One thing I hate: musicians with obnoxiously low self-esteem. Well, actually I don’t mind those with low self-esteem, I mind those people who broadcast their feeling to the entire world. It’s emotionally draining — there have been people who I have to assure, practically on every encounter, that yes, they are a good musician, yes, they sound awesome, yes, they are so not terrible.

And yet I really can’t complain, because there are numerous times when I, too, have struggled with low self-esteem when it comes to playing the bassoon, and when I’ve relied far too heavily on my friends to tell me that, “Yeah, Rachel, you know how you keep saying you suck? Way to be delusional.”

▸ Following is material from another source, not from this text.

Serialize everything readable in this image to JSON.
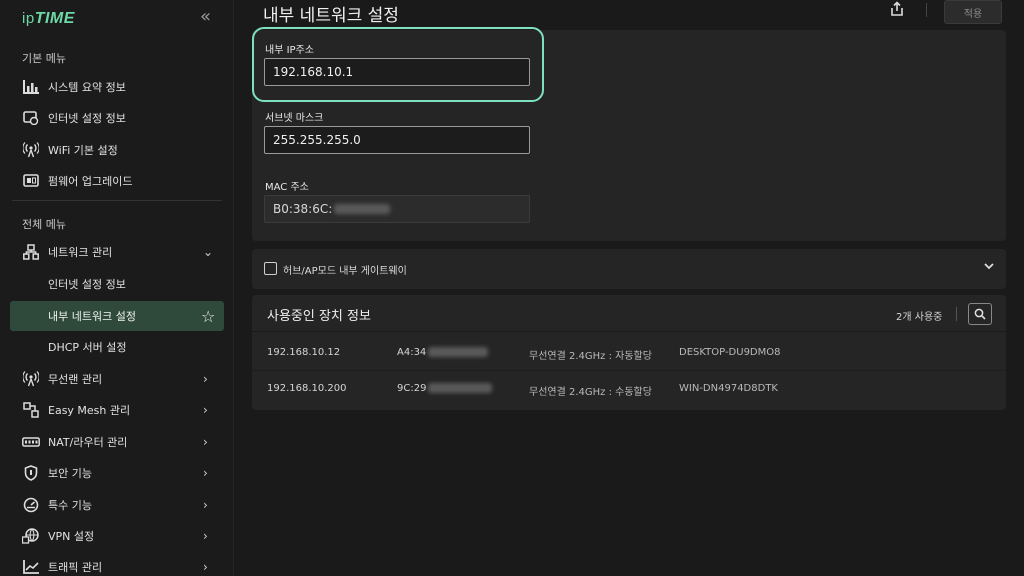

So I think that low self-esteem is a problem everyone struggles with, and especially musicians. After all, we sit alone in practice rooms trying to figure out what’s bad about our playing. We go to rehearsals where conductors — or our peers — tell us that this note is out of tune, this note has too hard an attack, this phrase does not go anywhere. We ask to be chastised. We get better by noticing our flaws.

Before I go further, let me say that one should never become self-congratulatory. I tend to fall into this trap very easily. I want to be happy! So I congratulate on getting my butt to a practice room, congratulate myself on picking up the bassoon, and congratulate myself on making a reed that will play, however dubiously. These practice sessions are always short and always, if not completely ineffective, then certainly much less effective than they could be.

So back to being down on ourselves. This is not a bad thing. In the end, that out-of-tune note in the Shostakovitch 9 solo will probably keep you from winning the job of your dreams, so it is completely in one’s best interest to notice that it’s out of tune, every time.
But one also has to make sure to fix these problems, and this, I think, is where we musicians can escape the path of obnoxiously low self-esteem.

See, it’s one thing to say, “Gee, that sucks!” and then delve into what, exactly, was so sucktastic about the passage. (You can use better English than me, I am sure.) But obviously just acknowledging this gets one nowhere. You’ve got to fix it — and then, I think, you have to enjoy the feeling of fixing the problem. It’s okay to celebrate your awesomeness when you’ve nailed the Ravel Piano Concerto excerpt or when you’ve gotten your double tonguing ten clicks faster. You are fixing problems. You are indeed awesome!
After really productive practice sessions I like to treat myself. Maybe it’s concocting a super amazing dessert in the cafeteria (luckily, they ONLY thing our cafeteria does well are desserts) or taking some time before bed to read some of my favorite book or letting myself have some chill time with friends. This keeps me feeling happy about my progress without getting too cocky. The reward is in the music, and in the fact that the music allows me to create something beautiful. And when I create something beautiful, everything gets more beautiful. So why not celebrate?

Just don’t get too carried away with all the celebration. There’s always something to improve.
At least, there definitely is for me. But I’m going to fix it!

In the sixth grade, my English class did a survey of many different poetic forms.
Also in sixth grade, I started playing bassoon.

So if you find really awful poetry amusing, then you, my esteemed reader, are in for a treat.

The Story of ‘Oon
I know a bassoon named ‘Oon
Who sometimes sounds just like a loon.
Her mistress tries to play her right,
But she just runs away in fright!

Ode of My Bassoon
On that first day
She opened the case
Her eyes reflected
Off of my
Mirroring keys
I wanted to use her lungs
And sing with her
She picked me up
Put me together
I was a babe in her hands
She put on a reed
And blew
Right then
I knew we were
A match made in heaven
She’s not perfect
Doesn’t practice sometimes
Yells at me
In frustration
Plays notes that sound horrid
Threatens to hit people with me
Her extra hand
I must admit
I am not perfect
I am plastic
Very heavy
I sometimes hurt her hands
Or dizzy her
Her friend
Can play odd notes
On me
Annoying me
Or making me laugh
A laugh that sounds
A squawk
And then
She picks me up
And we sing
And I never want to let go of her

Sorry about the lame — and the fact that the second poem is sort of secretly dirty (I had no idea, in the sixth grade!) — and I hope you enjoy? Just a little bit?